Without changing a single character, write out every record below.

== PROVIDED RECORDS

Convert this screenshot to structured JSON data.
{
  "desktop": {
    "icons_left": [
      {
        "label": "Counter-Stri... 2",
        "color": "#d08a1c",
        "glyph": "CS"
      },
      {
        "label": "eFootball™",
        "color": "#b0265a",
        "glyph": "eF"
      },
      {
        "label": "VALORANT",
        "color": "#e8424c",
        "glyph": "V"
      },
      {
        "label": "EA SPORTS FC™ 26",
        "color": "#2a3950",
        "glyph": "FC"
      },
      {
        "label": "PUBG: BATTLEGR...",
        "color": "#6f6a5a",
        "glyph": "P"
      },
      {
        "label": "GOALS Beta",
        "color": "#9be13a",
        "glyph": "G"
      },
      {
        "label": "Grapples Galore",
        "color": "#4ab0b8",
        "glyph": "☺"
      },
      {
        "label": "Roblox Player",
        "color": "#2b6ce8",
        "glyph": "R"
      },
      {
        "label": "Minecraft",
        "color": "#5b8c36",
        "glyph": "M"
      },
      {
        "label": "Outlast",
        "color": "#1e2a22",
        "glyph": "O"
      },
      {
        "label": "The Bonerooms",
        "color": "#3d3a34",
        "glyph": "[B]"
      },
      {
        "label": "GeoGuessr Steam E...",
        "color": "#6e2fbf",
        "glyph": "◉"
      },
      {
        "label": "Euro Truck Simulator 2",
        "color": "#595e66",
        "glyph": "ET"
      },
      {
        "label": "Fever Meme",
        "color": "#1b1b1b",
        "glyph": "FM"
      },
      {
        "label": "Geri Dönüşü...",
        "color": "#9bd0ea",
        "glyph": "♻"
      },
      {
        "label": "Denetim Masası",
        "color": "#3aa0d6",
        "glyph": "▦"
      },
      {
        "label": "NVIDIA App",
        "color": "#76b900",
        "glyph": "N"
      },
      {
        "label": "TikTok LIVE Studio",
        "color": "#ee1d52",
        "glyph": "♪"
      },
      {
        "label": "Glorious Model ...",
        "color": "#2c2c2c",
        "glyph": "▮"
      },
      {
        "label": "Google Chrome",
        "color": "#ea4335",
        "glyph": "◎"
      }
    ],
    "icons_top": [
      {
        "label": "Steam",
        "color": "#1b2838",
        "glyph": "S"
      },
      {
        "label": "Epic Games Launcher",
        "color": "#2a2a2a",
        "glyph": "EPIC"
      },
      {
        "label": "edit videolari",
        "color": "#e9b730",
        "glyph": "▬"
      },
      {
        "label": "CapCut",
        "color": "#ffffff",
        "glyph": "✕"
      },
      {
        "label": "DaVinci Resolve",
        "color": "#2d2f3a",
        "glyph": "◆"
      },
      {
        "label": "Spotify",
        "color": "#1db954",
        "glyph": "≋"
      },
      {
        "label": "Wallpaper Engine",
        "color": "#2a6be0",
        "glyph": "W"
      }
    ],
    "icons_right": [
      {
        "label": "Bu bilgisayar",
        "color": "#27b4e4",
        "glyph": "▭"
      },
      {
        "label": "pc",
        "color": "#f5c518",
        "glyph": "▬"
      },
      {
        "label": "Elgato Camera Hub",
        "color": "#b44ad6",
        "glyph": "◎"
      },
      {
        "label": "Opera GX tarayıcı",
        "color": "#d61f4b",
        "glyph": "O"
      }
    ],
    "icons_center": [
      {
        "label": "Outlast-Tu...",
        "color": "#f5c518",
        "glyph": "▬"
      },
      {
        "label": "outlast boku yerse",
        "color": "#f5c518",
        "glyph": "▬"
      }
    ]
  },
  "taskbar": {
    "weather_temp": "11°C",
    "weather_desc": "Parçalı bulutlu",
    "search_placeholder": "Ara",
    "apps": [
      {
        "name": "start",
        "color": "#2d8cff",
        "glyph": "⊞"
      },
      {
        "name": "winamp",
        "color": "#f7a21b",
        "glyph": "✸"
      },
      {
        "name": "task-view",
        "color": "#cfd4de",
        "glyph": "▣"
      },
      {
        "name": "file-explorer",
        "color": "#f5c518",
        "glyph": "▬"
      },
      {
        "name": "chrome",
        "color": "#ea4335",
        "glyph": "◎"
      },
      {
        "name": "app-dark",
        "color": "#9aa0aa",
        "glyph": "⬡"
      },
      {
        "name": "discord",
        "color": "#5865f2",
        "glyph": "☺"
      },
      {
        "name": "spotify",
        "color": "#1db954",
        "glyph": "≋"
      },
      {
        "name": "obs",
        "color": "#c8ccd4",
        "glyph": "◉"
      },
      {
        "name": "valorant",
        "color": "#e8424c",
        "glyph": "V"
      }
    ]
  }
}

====

**OUTPUT**:
Convert this screenshot to structured JSON data.
{
  "desktop": {
    "icons_left": [
      {
        "label": "Counter-Stri... 2",
        "color": "#d08a1c",
        "glyph": "CS"
      },
      {
        "label": "eFootball™",
        "color": "#b0265a",
        "glyph": "eF"
      },
      {
        "label": "VALORANT",
        "color": "#e8424c",
        "glyph": "V"
      },
      {
        "label": "EA SPORTS FC™ 26",
        "color": "#2a3950",
        "glyph": "FC"
      },
      {
        "label": "PUBG: BATTLEGR...",
        "color": "#6f6a5a",
        "glyph": "P"
      },
      {
        "label": "GOALS Beta",
        "color": "#9be13a",
        "glyph": "G"
      },
      {
        "label": "Grapples Galore",
        "color": "#4ab0b8",
        "glyph": "☺"
      },
      {
        "label": "Roblox Player",
        "color": "#2b6ce8",
        "glyph": "R"
      },
      {
        "label": "Minecraft",
        "color": "#5b8c36",
        "glyph": "M"
      },
      {
        "label": "Outlast",
        "color": "#1e2a22",
        "glyph": "O"
      },
      {
        "label": "The Bonerooms",
        "color": "#3d3a34",
        "glyph": "[B]"
      },
      {
        "label": "GeoGuessr Steam E...",
        "color": "#6e2fbf",
        "glyph": "◉"
      },
      {
        "label": "Euro Truck Simulator 2",
        "color": "#595e66",
        "glyph": "ET"
      },
      {
        "label": "Fever Meme",
        "color": "#1b1b1b",
        "glyph": "FM"
      },
      {
        "label": "Geri Dönüşü...",
        "color": "#9bd0ea",
        "glyph": "♻"
      },
      {
        "label": "Denetim Masası",
        "color": "#3aa0d6",
        "glyph": "▦"
      },
      {
        "label": "NVIDIA App",
        "color": "#76b900",
        "glyph": "N"
      },
      {
        "label": "TikTok LIVE Studio",
        "color": "#ee1d52",
        "glyph": "♪"
      },
      {
        "label": "Glorious Model ...",
        "color": "#2c2c2c",
        "glyph": "▮"
      },
      {
        "label": "Google Chrome",
        "color": "#ea4335",
        "glyph": "◎"
      }
    ],
    "icons_top": [
      {
        "label": "Steam",
        "color": "#1b2838",
        "glyph": "S"
      },
      {
        "label": "Epic Games Launcher",
        "color": "#2a2a2a",
        "glyph": "EPIC"
      },
      {
        "label": "edit videolari",
        "color": "#e9b730",
        "glyph": "▬"
      },
      {
        "label": "CapCut",
        "color": "#ffffff",
        "glyph": "✕"
      },
      {
        "label": "DaVinci Resolve",
        "color": "#2d2f3a",
        "glyph": "◆"
      },
      {
        "label": "Spotify",
        "color": "#1db954",
        "glyph": "≋"
      },
      {
        "label": "Wallpaper Engine",
        "color": "#2a6be0",
        "glyph": "W"
      }
    ],
    "icons_right": [
      {
        "label": "Bu bilgisayar",
        "color": "#27b4e4",
        "glyph": "▭"
      },
      {
        "label": "pc",
        "color": "#f5c518",
        "glyph": "▬"
      },
      {
        "label": "Elgato Camera Hub",
        "color": "#b44ad6",
        "glyph": "◎"
      },
      {
        "label": "Opera GX tarayıcı",
        "color": "#d61f4b",
        "glyph": "O"
      }
    ],
    "icons_center": [
      {
        "label": "Outlast-Tu...",
        "color": "#f5c518",
        "glyph": "▬"
      },
      {
        "label": "outlast boku yerse",
        "color": "#f5c518",
        "glyph": "▬"
      }
    ]
  },
  "taskbar": {
    "weather_temp": "11°C",
    "weather_desc": "Parçalı bulutlu",
    "search_placeholder": "Ara",
    "apps": [
      {
        "name": "start",
        "color": "#2d8cff",
        "glyph": "⊞"
      },
      {
        "name": "winamp",
        "color": "#f7a21b",
        "glyph": "✸"
      },
      {
        "name": "task-view",
        "color": "#cfd4de",
        "glyph": "▣"
      },
      {
        "name": "file-explorer",
        "color": "#f5c518",
        "glyph": "▬"
      },
      {
        "name": "chrome",
        "color": "#ea4335",
        "glyph": "◎"
      },
      {
        "name": "app-dark",
        "color": "#9aa0aa",
        "glyph": "⬡"
      },
      {
        "name": "discord",
        "color": "#5865f2",
        "glyph": "☺"
      },
      {
        "name": "spotify",
        "color": "#1db954",
        "glyph": "≋"
      },
      {
        "name": "obs",
        "color": "#c8ccd4",
        "glyph": "◉"
      },
      {
        "name": "valorant",
        "color": "#e8424c",
        "glyph": "V"
      }
    ]
  }
}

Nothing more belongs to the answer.